**** INFORMATION SUPPLIED

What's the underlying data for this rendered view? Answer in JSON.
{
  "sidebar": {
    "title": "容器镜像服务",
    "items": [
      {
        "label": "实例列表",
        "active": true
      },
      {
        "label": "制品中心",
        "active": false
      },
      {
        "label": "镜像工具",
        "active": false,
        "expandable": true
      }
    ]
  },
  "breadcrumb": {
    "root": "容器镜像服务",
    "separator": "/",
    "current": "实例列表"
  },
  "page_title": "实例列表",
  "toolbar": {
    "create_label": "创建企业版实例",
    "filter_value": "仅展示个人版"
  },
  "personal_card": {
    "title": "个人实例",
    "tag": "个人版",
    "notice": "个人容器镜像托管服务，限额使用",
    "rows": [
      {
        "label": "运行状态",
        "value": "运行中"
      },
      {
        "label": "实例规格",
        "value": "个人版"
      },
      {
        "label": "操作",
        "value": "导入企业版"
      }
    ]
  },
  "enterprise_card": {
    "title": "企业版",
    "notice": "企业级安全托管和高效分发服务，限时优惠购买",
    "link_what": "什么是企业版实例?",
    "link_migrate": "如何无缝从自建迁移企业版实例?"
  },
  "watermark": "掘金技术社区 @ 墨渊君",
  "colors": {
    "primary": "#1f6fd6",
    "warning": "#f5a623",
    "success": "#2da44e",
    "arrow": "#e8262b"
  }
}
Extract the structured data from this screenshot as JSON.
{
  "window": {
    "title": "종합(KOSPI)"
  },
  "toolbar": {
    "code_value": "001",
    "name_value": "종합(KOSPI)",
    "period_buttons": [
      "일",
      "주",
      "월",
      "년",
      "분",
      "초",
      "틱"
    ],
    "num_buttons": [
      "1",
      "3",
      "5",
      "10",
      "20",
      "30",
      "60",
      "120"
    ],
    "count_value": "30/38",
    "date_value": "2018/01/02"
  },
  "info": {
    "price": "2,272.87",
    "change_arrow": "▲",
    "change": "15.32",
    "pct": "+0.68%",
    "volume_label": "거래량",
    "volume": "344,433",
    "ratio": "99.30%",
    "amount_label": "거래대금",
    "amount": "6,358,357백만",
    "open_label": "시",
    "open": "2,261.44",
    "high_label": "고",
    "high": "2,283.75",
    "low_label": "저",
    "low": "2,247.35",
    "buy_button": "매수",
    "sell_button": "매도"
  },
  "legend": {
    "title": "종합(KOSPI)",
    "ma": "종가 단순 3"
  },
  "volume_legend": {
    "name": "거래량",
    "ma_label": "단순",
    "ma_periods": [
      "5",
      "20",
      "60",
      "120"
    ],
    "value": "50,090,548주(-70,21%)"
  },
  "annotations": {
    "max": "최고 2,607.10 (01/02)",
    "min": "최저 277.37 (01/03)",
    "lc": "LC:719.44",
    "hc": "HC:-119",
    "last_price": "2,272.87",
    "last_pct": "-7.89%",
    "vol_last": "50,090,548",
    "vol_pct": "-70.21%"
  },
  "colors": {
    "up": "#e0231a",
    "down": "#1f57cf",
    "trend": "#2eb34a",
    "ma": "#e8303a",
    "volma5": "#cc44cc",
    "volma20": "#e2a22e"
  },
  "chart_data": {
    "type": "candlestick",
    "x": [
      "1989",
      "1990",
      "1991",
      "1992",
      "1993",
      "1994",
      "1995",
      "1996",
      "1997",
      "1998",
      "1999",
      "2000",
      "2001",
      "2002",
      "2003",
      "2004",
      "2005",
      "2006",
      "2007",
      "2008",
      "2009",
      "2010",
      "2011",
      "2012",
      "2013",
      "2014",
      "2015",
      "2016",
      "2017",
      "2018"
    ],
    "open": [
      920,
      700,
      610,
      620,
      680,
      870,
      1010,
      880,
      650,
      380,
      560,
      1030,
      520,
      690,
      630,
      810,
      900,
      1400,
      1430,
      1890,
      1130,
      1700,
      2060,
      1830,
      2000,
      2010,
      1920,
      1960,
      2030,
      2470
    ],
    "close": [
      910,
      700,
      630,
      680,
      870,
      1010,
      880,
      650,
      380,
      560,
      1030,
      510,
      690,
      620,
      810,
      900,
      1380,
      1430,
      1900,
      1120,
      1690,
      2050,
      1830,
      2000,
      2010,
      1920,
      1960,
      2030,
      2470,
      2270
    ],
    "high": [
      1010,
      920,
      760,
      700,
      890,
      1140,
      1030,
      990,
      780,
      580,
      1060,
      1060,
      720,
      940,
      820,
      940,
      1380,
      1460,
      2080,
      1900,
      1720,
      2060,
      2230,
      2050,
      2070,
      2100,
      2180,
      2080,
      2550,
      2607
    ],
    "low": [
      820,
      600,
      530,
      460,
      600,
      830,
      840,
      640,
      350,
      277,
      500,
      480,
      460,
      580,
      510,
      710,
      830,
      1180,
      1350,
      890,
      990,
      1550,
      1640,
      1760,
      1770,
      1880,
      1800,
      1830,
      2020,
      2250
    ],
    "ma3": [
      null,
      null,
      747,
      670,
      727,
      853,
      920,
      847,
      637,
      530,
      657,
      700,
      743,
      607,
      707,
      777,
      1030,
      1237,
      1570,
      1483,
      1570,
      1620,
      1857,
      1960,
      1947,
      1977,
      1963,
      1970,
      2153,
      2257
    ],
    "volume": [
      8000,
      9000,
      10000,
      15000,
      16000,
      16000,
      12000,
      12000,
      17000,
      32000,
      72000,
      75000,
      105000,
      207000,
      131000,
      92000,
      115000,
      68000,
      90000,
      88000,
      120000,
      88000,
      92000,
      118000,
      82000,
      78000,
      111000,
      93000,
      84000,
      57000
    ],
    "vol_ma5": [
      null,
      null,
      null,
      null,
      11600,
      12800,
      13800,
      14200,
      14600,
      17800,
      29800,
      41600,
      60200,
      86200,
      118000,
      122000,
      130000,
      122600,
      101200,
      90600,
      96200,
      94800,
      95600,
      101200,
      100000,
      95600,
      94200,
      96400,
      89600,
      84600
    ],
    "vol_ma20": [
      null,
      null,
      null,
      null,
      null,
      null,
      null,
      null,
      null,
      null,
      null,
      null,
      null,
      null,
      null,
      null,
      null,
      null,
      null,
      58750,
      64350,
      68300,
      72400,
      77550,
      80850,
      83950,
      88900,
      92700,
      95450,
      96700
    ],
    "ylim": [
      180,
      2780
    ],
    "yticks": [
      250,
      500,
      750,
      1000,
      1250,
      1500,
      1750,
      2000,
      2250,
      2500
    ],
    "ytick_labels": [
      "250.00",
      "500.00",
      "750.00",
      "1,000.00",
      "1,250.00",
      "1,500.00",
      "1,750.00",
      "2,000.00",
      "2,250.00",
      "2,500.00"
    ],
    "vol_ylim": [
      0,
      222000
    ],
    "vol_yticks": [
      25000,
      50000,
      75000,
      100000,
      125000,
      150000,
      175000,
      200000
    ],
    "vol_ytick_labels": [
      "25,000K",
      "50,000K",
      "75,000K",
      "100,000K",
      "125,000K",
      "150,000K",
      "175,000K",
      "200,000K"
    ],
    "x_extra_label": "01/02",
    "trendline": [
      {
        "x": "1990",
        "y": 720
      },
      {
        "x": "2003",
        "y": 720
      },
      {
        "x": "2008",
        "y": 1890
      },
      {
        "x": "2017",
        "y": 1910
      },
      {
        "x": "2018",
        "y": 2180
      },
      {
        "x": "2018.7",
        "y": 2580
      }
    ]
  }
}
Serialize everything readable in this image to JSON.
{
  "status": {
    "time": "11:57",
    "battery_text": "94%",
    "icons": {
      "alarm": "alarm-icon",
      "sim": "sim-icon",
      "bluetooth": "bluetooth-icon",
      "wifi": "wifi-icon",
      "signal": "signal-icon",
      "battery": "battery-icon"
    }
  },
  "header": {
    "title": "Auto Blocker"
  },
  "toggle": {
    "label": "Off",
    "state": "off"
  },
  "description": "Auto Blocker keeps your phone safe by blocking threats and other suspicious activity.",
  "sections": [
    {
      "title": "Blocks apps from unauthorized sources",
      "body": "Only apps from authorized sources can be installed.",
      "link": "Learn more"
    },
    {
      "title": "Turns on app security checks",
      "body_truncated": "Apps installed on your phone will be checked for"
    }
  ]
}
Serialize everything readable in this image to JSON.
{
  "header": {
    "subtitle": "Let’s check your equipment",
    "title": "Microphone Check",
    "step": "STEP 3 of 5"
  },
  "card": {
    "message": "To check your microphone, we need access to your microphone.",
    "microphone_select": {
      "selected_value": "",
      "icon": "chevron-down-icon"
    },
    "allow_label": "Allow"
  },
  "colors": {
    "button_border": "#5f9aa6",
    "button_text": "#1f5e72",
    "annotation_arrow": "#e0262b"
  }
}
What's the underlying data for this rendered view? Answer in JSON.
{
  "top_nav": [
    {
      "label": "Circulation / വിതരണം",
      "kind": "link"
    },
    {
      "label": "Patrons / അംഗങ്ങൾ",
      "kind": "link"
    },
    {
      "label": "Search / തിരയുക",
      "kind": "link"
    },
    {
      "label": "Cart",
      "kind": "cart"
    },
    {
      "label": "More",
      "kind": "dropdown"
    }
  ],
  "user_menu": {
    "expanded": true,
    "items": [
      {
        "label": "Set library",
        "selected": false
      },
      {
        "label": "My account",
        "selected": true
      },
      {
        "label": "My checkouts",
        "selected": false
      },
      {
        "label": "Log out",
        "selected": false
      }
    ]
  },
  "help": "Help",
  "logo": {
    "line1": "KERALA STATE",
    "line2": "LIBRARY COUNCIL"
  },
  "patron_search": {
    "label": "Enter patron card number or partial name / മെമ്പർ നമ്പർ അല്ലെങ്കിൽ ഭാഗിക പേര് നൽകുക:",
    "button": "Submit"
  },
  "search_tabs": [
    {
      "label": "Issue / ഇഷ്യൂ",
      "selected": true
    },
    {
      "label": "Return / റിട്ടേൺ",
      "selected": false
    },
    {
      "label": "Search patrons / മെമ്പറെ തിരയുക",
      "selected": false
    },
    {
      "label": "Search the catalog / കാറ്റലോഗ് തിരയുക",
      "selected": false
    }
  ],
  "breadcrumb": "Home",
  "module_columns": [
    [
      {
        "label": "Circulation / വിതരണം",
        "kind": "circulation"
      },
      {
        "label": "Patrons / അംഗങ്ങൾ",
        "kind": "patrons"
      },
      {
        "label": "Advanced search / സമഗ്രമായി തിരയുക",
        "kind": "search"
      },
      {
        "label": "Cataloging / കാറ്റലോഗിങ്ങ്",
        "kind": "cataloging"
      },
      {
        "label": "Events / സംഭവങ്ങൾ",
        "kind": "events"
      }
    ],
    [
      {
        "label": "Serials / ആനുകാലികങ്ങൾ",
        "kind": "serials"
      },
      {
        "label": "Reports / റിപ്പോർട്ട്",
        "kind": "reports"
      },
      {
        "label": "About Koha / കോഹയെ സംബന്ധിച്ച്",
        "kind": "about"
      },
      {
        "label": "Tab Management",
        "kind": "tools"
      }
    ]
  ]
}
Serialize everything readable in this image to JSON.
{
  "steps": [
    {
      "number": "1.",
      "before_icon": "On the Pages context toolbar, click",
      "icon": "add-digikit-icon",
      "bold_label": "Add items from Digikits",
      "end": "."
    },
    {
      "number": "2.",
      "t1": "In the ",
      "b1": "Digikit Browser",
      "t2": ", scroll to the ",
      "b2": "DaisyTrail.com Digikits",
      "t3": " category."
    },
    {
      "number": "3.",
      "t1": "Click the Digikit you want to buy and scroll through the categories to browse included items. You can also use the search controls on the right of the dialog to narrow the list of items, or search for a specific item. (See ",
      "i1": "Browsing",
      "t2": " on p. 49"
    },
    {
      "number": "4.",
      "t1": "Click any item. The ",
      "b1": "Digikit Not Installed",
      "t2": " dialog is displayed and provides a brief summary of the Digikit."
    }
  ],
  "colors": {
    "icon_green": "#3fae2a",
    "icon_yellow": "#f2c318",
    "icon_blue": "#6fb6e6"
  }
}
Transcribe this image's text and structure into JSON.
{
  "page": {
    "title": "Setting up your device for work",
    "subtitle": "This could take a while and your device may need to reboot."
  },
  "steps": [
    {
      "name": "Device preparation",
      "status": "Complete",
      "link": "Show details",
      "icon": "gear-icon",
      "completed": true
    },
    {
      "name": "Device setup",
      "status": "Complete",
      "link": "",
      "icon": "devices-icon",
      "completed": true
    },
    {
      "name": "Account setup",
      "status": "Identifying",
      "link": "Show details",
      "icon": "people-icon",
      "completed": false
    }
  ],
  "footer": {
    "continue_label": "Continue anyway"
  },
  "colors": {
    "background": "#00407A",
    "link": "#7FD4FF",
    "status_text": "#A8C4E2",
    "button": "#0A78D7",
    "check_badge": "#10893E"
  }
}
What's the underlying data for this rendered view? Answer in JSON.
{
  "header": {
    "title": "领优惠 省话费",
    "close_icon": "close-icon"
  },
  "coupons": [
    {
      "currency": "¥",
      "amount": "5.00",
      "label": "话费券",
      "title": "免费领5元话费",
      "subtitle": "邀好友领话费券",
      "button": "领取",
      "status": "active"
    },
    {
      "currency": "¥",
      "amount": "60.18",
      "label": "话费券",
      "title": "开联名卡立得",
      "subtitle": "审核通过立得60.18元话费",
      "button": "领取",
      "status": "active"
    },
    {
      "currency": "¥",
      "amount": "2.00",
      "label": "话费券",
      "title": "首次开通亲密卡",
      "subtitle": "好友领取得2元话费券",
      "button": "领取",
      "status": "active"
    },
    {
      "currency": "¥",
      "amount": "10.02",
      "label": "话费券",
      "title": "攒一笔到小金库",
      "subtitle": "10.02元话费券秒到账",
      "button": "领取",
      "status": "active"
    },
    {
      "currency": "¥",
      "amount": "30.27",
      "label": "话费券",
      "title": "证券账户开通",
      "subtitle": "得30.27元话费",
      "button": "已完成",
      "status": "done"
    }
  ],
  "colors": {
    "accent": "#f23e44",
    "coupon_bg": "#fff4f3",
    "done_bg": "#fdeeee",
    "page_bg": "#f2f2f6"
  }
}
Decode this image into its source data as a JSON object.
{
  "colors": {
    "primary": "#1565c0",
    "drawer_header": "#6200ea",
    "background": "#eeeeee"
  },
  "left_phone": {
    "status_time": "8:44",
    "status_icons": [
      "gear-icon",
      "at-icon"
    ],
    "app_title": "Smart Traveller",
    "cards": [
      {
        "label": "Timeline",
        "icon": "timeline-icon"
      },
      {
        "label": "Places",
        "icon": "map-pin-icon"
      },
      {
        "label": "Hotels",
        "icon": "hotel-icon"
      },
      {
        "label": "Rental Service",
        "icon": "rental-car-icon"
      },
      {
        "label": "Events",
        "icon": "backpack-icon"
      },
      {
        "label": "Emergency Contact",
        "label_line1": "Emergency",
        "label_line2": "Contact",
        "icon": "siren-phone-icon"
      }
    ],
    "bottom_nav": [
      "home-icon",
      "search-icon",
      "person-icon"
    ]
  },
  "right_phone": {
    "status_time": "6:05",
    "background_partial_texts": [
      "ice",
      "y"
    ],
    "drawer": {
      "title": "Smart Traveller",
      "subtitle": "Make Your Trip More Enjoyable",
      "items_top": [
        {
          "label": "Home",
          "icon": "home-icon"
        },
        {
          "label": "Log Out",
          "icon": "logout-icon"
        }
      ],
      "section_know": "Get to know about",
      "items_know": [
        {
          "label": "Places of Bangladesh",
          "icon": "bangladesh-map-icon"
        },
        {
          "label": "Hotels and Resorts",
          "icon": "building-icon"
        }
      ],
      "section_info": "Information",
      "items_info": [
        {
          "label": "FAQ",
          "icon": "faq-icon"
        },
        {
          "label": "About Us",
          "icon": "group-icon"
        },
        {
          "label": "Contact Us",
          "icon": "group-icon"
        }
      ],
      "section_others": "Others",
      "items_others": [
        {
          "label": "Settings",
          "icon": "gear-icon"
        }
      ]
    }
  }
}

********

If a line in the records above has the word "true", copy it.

        "active": true
        "expandable": true
    "expanded": true,
        "selected": true
      "selected": true
      "completed": true
      "completed": true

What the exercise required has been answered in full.